__Your objective__:
Each line of the records needs to be written out exactly, with any image left out.

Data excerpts
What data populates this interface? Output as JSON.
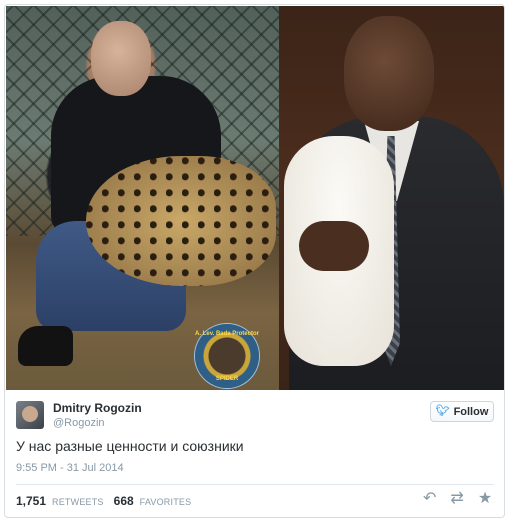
{
  "photos": {
    "left_description_icon": "photo-left",
    "right_description_icon": "photo-right",
    "badge": {
      "top_text": "A. Lev. Bada Protector",
      "bottom_text": "SPIDER"
    }
  },
  "tweet": {
    "author_name": "Dmitry Rogozin",
    "author_handle": "@Rogozin",
    "follow_label": "Follow",
    "text": "У нас разные ценности и союзники",
    "timestamp": "9:55 PM - 31 Jul 2014",
    "retweets_count": "1,751",
    "retweets_label": "RETWEETS",
    "favorites_count": "668",
    "favorites_label": "FAVORITES",
    "icons": {
      "follow": "twitter-bird-icon",
      "reply": "reply-icon",
      "retweet": "retweet-icon",
      "favorite": "star-icon"
    },
    "colors": {
      "accent": "#55acee",
      "text": "#292f33",
      "muted": "#8899a6"
    }
  }
}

__Task result__:
What data populates this interface? Output as JSON.
{
  "photos": {
    "left_description_icon": "photo-left",
    "right_description_icon": "photo-right",
    "badge": {
      "top_text": "A. Lev. Bada Protector",
      "bottom_text": "SPIDER"
    }
  },
  "tweet": {
    "author_name": "Dmitry Rogozin",
    "author_handle": "@Rogozin",
    "follow_label": "Follow",
    "text": "У нас разные ценности и союзники",
    "timestamp": "9:55 PM - 31 Jul 2014",
    "retweets_count": "1,751",
    "retweets_label": "RETWEETS",
    "favorites_count": "668",
    "favorites_label": "FAVORITES",
    "icons": {
      "follow": "twitter-bird-icon",
      "reply": "reply-icon",
      "retweet": "retweet-icon",
      "favorite": "star-icon"
    },
    "colors": {
      "accent": "#55acee",
      "text": "#292f33",
      "muted": "#8899a6"
    }
  }
}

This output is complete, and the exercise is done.